They say seeing is believing. But when most of what we see is filtered through screens and algorithms, it’s hard to be sure. Is that selfie touched up? And was that viral video real or made with artificial intelligence?

The impact of technology on how we experience the world creates both new possibilities and a host of practical and ethical questions. But Tiffany Calvert, an associate professor in UofL’s Hite Institute of Art + Design, is looking for answers — and to find them, she’s going straight to the source.

In her “Machine Vision Series,” Calvert partners with her own virtual apprentice, a bot trained to paint as her collaborator. Calvert believes working with AI can help us understand its implications and explore the blurring line between what we see and what’s real.

“I often get asked, ‘is AI your collaborator or your antagonist?’ ” said Calvert, one of many at UofL exploring the world through creativity. “The answer is that it’s complicated. I’m working with AI in a way that both criticizes its vulnerabilities and has a healthy appreciation of what it can do.”


Cutting her artistic teeth at the height of the ‘90s Dotcom bubble, Calvert has long been fascinated with the intersection of art and technology. Then, traditional forms of visual expression were converging with new digital tools for photo-editing and design. 

Calvert cakes on thick layers of paint to differentiate herself from her bot collaborator.

“There was something exciting about that convergence and the fact that I could use these tools to build something creative,” she said. In a way, Calvert saw technology as a medium similar to charcoals or paint. But as technology has advanced, now capable of its own analysis and decision-making, it’s become more of an artistic partner.  

For her Machine Vision Series,” Calvert trained her AI collaborator by feeding it more than 1,000 historical still life paintings of tulips in bloom. It’s a technique known as machine learning, where a computer is shown examples to learn what something looks like — be it cars, crosswalks or frescos.  

After a while, the AI could recognize the tulips and begin to ‘paint’ its own. Calvert would paint, then the computer, then Calvert again, caking on thick, colorful globs of oil pigment to differentiate herself from the machine.  

The partnership might seem counterintuitive. Art, after all, is built on humanity and meaningful imperfection, but you’d expect a computer algorithm — something literally built on logic — to produce only the predictable and perfect.  

But when the AI painted, it wasnt perfect. The algorithm can only interpret based on what its seen before, and sometimes, it misinterpreted or made logical leaps. Some AI-generated tulips were distorted in interesting and unpredictable ways like confusing the bulb of a flower with, say, an oyster or halved peach.   

“Those distortions behave like a mutating virus,” Calvert said. “It’s interesting, because while it’s incredible that the technology can generate beautiful imagery, those misinterpretations reveal the underlying humanity in the code, and the biases inherent in datasets.” 

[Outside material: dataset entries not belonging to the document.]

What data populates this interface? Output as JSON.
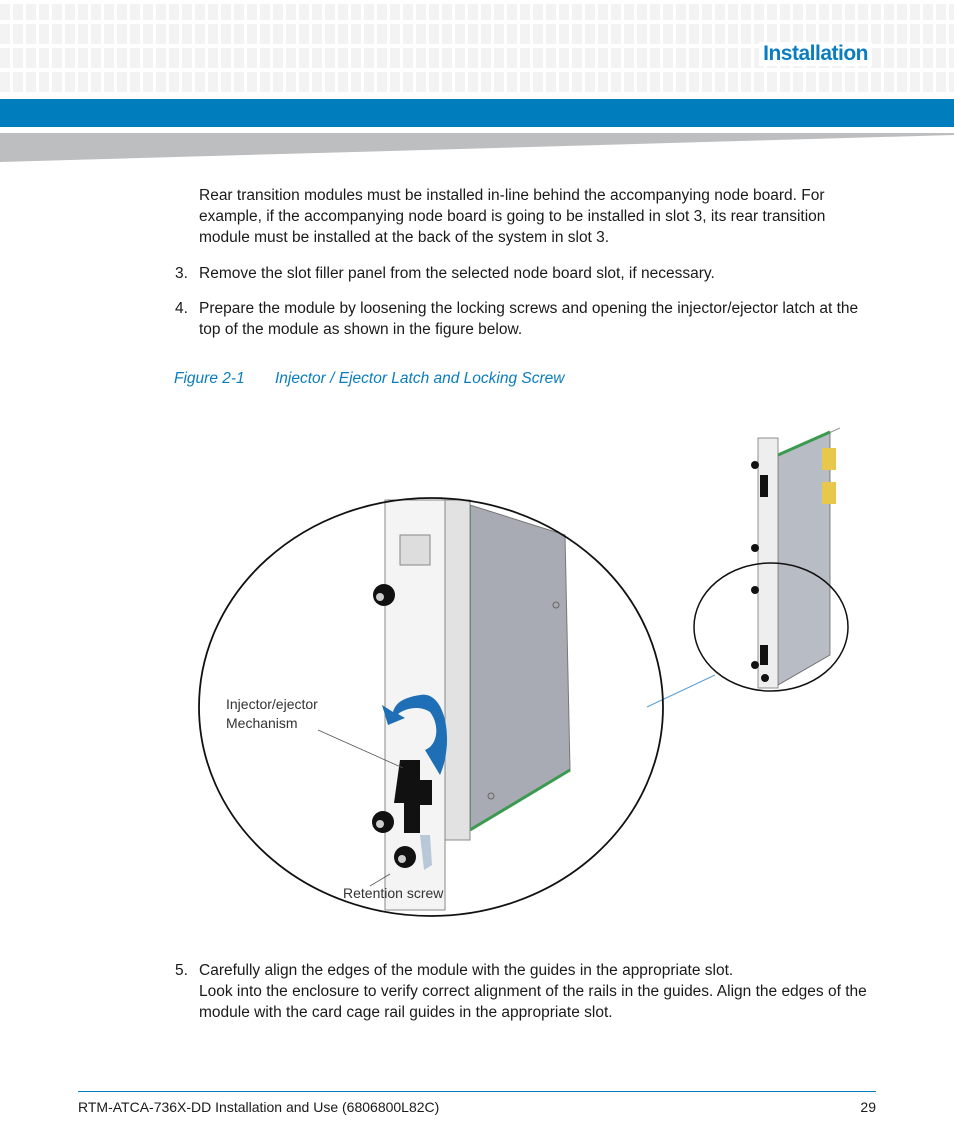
{
  "header": {
    "section_title": "Installation",
    "accent_color": "#007dbd"
  },
  "body": {
    "intro": "Rear transition modules must be installed in-line behind the accompanying node board. For example, if the accompanying node board is going to be installed in slot 3, its rear transition module must be installed at the back of the system in slot 3.",
    "steps": [
      {
        "num": "3.",
        "text": "Remove the slot filler panel from the selected node board slot, if necessary."
      },
      {
        "num": "4.",
        "text": "Prepare the module by loosening the locking screws and opening the injector/ejector latch at the top of the module as shown in the figure below."
      },
      {
        "num": "5.",
        "text": "Carefully align the edges of the module with the guides in the appropriate slot.",
        "subtext": "Look into the enclosure to verify correct alignment of the rails in the guides. Align the edges of the module with the card cage rail guides in the appropriate slot."
      }
    ]
  },
  "figure": {
    "label": "Figure 2-1",
    "title": "Injector / Ejector Latch and Locking Screw",
    "callout_mechanism_1": "Injector/ejector",
    "callout_mechanism_2": "Mechanism",
    "callout_screw": "Retention screw"
  },
  "footer": {
    "doc_title": "RTM-ATCA-736X-DD Installation and Use (6806800L82C)",
    "page_number": "29"
  }
}
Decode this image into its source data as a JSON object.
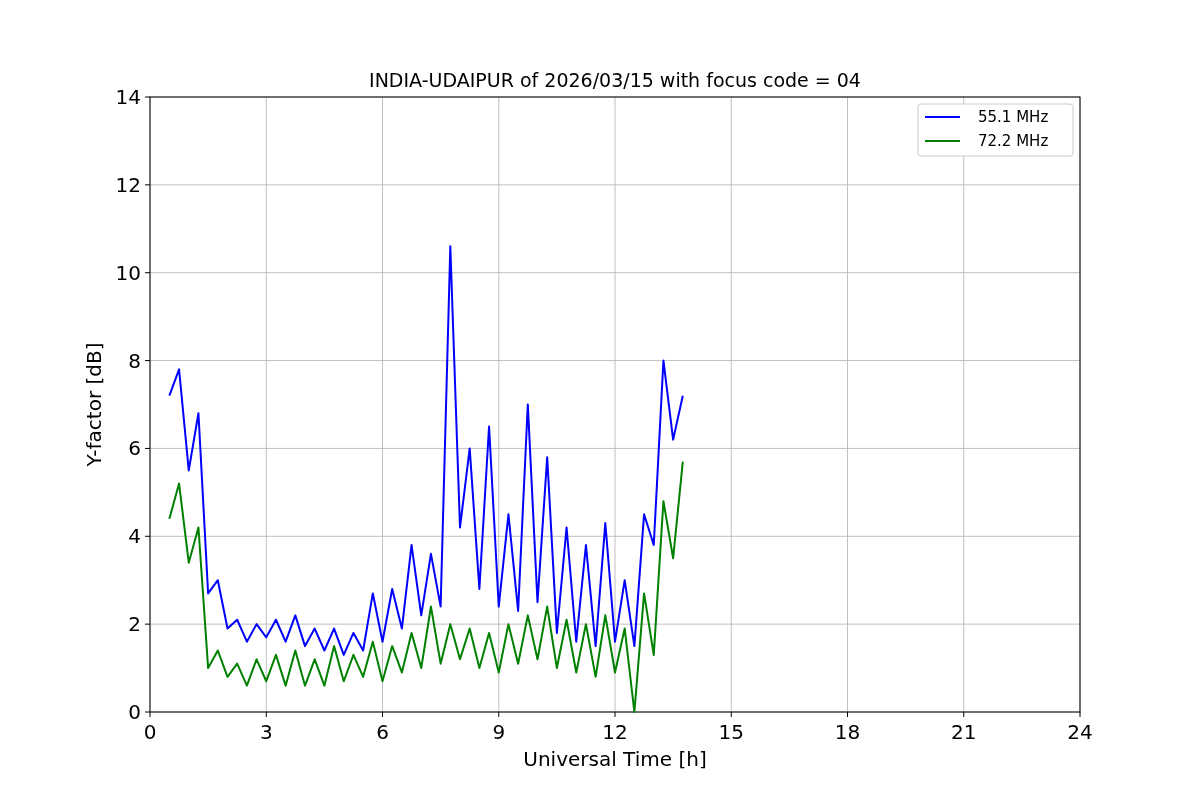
{
  "figure": {
    "chart_data": {
      "type": "line",
      "title": "INDIA-UDAIPUR of 2026/03/15 with focus code = 04",
      "xlabel": "Universal Time [h]",
      "ylabel": "Y-factor [dB]",
      "xlim": [
        0,
        24
      ],
      "ylim": [
        0,
        14
      ],
      "xticks": [
        0,
        3,
        6,
        9,
        12,
        15,
        18,
        21,
        24
      ],
      "yticks": [
        0,
        2,
        4,
        6,
        8,
        10,
        12,
        14
      ],
      "grid": true,
      "legend": true,
      "x": [
        0.5,
        0.75,
        1.0,
        1.25,
        1.5,
        1.75,
        2.0,
        2.25,
        2.5,
        2.75,
        3.0,
        3.25,
        3.5,
        3.75,
        4.0,
        4.25,
        4.5,
        4.75,
        5.0,
        5.25,
        5.5,
        5.75,
        6.0,
        6.25,
        6.5,
        6.75,
        7.0,
        7.25,
        7.5,
        7.75,
        8.0,
        8.25,
        8.5,
        8.75,
        9.0,
        9.25,
        9.5,
        9.75,
        10.0,
        10.25,
        10.5,
        10.75,
        11.0,
        11.25,
        11.5,
        11.75,
        12.0,
        12.25,
        12.5,
        12.75,
        13.0,
        13.25,
        13.5,
        13.75
      ],
      "series": [
        {
          "name": "55.1 MHz",
          "color": "#0000ff",
          "values": [
            7.2,
            7.8,
            5.5,
            6.8,
            2.7,
            3.0,
            1.9,
            2.1,
            1.6,
            2.0,
            1.7,
            2.1,
            1.6,
            2.2,
            1.5,
            1.9,
            1.4,
            1.9,
            1.3,
            1.8,
            1.4,
            2.7,
            1.6,
            2.8,
            1.9,
            3.8,
            2.2,
            3.6,
            2.4,
            10.6,
            4.2,
            6.0,
            2.8,
            6.5,
            2.4,
            4.5,
            2.3,
            7.0,
            2.5,
            5.8,
            1.8,
            4.2,
            1.6,
            3.8,
            1.5,
            4.3,
            1.6,
            3.0,
            1.5,
            4.5,
            3.8,
            8.0,
            6.2,
            7.2
          ]
        },
        {
          "name": "72.2 MHz",
          "color": "#008000",
          "values": [
            4.4,
            5.2,
            3.4,
            4.2,
            1.0,
            1.4,
            0.8,
            1.1,
            0.6,
            1.2,
            0.7,
            1.3,
            0.6,
            1.4,
            0.6,
            1.2,
            0.6,
            1.5,
            0.7,
            1.3,
            0.8,
            1.6,
            0.7,
            1.5,
            0.9,
            1.8,
            1.0,
            2.4,
            1.1,
            2.0,
            1.2,
            1.9,
            1.0,
            1.8,
            0.9,
            2.0,
            1.1,
            2.2,
            1.2,
            2.4,
            1.0,
            2.1,
            0.9,
            2.0,
            0.8,
            2.2,
            0.9,
            1.9,
            0.0,
            2.7,
            1.3,
            4.8,
            3.5,
            5.7
          ]
        }
      ]
    }
  }
}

While flowers that look like peaches might seem like a problem, for Calvert, it’s a good thing. Artists are much more interested problems than answers.  

Thats where the interesting stuff happens,” she said. These problems allow me to explore larger issues. How is this a metaphor for technology infecting our world and what precedents are out there?” 

AI can be a powerful tool, she said, but it’s only as good as its human creators and users — who aren’t always clear, make mistakes and sometimes behave irresponsibly, irrationally or maliciously. 

Tiffany Calvert paints tulip blossoms in her Louisville studio.

“The technology is obviously only as good as the information we give it, how we program it and how we use it,” she said. “That’s the underlying paradox, the humanity in the machine.”  

Take the technology that created the tulips in Calvert’s paintings. Those specific tulips are the result of creative farming — a plant virus that boomed during the 17th century Dutch Golden Age, creating an explosion of new and unique tulip colors and variants. 

That virus underpinned Tulip Mania, the first speculative bubble of the modern era, where the flowers were as much an investment and status symbol as decoration. Dutch consumers might have purchased a tulip bulb for more than the average salary. 

“When Tulip Mania happened, the technology got way out of control from both an economic perspective and a biological one, where it’s now a problem for farmers,” Calvert said. “So humans, in their hubris, didn’t understand the destruction they’ve created.” 

That’s why, Calvert said, it’s important to take a critical eye to technology and understand its implications. For example, with AI technology readily available and the content it creates surging across the internet, a recent Forbes survey shows some 75% of consumers worry AI will be used for misinformation. 

“It’s interesting to explore, because AI is both really critical to solving important problems and at the same time, it depends on who programs and uses it,” she said. “Painting has always adopted and responded to new technologies, as a ways of examining our perception of the world.”